RECORD SET section start
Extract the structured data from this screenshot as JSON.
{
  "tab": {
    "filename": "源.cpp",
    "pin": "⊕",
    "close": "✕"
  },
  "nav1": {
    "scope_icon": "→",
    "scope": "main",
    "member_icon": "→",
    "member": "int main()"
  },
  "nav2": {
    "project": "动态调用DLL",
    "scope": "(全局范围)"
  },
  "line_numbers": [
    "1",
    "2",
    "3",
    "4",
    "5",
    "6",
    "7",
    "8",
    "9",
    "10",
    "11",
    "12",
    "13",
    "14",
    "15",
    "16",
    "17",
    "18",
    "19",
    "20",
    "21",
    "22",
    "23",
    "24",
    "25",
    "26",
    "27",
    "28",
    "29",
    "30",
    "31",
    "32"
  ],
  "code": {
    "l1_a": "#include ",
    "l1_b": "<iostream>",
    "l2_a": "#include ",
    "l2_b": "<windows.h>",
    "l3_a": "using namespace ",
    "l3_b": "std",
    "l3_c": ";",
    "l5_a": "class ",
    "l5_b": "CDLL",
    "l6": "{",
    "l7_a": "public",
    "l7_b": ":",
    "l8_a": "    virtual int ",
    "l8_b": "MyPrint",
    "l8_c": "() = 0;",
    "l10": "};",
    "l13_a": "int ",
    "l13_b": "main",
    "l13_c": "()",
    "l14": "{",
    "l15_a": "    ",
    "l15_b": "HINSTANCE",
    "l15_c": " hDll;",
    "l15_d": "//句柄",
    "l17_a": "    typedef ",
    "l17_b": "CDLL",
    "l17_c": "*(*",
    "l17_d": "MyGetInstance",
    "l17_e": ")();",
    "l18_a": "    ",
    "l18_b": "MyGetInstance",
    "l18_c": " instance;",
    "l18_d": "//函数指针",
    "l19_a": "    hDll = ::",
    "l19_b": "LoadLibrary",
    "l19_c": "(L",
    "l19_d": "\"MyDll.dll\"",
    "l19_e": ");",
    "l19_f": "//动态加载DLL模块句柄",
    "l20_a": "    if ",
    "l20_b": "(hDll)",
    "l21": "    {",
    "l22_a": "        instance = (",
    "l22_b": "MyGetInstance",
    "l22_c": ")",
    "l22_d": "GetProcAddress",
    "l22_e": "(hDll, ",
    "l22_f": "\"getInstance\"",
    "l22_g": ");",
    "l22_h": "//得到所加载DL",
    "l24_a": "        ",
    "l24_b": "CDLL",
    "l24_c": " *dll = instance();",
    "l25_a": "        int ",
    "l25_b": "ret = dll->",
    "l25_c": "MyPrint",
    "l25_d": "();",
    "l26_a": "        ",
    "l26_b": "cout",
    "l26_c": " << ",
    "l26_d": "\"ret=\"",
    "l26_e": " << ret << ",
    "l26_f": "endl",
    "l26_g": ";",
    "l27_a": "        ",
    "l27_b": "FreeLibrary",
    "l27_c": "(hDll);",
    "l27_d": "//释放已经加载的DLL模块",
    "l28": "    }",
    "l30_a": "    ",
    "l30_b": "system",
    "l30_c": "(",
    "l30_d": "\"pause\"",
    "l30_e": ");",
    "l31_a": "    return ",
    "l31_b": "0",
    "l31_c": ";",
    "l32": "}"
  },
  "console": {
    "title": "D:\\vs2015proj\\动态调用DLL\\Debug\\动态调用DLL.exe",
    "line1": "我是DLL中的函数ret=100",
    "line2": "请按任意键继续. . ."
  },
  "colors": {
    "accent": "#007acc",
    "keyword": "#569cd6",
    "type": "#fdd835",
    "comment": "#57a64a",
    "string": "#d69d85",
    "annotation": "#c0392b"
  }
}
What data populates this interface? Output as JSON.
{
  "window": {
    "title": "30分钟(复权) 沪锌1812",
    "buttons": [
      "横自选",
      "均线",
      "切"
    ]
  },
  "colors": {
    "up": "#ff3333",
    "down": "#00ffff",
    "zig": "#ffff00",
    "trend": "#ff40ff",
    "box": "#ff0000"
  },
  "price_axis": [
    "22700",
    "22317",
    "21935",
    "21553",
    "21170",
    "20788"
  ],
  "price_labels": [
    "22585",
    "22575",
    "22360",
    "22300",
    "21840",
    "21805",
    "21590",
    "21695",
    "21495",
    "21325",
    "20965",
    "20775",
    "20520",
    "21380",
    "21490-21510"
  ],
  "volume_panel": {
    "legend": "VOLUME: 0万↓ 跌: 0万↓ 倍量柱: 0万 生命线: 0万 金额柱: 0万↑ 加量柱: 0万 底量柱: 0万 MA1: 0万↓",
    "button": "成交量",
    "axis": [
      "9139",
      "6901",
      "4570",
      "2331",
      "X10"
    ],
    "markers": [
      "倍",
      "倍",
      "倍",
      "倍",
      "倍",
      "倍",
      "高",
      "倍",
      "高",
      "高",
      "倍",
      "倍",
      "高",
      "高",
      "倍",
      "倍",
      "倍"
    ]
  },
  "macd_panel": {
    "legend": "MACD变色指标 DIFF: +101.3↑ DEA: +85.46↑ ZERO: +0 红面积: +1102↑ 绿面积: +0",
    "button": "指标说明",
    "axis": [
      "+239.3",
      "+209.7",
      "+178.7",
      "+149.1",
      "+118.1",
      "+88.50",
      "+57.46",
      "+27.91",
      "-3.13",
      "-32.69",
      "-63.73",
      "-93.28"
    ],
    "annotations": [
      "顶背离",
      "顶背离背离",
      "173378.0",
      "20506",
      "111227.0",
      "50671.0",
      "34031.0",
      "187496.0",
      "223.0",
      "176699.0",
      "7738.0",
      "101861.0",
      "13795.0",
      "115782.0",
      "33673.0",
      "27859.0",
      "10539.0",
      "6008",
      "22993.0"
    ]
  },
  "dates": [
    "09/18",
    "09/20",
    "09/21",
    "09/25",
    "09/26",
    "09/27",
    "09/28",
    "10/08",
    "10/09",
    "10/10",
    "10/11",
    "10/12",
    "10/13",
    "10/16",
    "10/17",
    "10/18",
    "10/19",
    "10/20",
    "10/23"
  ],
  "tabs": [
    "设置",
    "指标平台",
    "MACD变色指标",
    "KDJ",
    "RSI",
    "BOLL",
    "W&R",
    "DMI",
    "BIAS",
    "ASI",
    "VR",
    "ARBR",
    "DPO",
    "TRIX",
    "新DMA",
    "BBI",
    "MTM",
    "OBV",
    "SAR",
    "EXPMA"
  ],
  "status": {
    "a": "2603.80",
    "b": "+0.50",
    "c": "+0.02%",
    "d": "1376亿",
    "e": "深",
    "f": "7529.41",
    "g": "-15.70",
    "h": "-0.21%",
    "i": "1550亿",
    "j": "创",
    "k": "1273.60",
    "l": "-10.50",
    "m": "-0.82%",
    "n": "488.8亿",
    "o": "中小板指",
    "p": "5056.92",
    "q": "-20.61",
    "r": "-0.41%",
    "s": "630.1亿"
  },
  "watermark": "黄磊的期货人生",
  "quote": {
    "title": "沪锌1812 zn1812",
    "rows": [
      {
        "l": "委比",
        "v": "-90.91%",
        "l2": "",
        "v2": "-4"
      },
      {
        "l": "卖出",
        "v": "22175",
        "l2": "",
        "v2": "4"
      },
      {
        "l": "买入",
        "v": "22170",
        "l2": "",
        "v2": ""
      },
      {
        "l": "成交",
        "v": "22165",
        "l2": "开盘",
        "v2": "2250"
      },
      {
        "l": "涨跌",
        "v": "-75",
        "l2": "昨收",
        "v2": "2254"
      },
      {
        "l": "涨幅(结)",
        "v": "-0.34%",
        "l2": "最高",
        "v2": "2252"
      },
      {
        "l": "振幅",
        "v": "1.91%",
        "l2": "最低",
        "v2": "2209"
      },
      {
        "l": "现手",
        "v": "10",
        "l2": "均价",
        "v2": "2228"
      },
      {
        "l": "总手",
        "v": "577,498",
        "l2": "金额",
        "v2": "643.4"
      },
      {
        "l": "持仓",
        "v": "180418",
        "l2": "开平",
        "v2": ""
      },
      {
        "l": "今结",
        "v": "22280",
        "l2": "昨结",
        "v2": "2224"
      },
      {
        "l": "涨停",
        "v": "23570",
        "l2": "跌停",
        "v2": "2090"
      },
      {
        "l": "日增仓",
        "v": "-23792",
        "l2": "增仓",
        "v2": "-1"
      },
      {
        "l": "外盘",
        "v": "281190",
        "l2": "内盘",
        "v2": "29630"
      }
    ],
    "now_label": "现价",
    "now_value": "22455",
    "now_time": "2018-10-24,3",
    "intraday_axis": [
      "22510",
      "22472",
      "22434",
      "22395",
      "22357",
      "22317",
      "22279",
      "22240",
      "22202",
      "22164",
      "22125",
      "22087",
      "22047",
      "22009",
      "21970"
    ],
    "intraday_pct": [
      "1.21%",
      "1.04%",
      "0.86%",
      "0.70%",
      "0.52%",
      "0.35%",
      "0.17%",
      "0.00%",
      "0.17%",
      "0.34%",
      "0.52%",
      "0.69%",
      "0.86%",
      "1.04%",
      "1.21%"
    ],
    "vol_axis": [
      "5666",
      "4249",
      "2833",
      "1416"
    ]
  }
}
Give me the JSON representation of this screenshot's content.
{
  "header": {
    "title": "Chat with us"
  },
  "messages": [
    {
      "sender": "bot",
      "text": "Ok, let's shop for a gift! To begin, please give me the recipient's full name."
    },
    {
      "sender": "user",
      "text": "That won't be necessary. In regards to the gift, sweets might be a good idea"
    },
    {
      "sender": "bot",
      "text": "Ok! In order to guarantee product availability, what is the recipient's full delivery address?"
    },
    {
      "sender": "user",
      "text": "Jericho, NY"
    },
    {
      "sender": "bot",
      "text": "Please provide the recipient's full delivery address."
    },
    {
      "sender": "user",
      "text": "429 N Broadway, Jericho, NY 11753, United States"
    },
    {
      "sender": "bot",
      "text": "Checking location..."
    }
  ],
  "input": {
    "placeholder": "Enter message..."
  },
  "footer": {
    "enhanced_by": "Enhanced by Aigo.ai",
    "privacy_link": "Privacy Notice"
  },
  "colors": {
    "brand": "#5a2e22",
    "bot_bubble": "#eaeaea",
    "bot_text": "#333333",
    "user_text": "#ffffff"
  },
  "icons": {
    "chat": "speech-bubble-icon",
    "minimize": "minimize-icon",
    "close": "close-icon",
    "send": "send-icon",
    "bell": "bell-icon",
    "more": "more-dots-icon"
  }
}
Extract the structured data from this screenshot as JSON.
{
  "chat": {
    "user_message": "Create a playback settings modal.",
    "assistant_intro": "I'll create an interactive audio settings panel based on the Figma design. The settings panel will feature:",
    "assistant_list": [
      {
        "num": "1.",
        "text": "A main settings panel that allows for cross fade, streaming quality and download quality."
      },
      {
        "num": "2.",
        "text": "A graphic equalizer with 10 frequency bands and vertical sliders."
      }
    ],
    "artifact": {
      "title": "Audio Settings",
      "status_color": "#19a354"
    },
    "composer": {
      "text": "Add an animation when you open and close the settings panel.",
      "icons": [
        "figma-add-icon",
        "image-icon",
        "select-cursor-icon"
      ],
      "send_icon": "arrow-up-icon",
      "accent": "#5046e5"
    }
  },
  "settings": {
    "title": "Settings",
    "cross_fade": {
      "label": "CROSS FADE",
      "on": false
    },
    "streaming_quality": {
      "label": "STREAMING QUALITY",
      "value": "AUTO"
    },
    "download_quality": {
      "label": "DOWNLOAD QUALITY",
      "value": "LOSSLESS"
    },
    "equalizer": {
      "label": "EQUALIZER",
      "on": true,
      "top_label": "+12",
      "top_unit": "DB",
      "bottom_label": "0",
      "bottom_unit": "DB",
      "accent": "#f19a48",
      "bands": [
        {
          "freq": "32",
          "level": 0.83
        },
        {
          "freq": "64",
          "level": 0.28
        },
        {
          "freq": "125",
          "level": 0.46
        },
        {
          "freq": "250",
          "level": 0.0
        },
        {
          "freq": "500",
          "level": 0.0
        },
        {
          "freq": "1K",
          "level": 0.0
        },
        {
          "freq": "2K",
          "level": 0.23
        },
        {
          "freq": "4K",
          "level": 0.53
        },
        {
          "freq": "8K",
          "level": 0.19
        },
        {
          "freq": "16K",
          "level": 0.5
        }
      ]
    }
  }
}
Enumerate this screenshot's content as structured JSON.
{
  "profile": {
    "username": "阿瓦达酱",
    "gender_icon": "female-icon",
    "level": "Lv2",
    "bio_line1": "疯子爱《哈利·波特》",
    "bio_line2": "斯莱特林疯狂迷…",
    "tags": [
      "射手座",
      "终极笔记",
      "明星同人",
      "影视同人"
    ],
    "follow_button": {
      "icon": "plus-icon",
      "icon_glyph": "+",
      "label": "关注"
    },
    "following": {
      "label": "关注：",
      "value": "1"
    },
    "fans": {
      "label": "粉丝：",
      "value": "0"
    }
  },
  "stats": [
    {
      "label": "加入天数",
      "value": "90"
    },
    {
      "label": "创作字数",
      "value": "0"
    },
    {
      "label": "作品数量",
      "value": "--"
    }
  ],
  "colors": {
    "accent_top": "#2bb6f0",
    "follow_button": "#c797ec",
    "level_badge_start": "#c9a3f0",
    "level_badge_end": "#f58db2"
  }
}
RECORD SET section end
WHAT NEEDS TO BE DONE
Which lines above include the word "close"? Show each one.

ANSWER TO THE EXERCISE
    "close": "✕"
    "close": "close-icon",
      "text": "Add an animation when you open and close the settings panel.",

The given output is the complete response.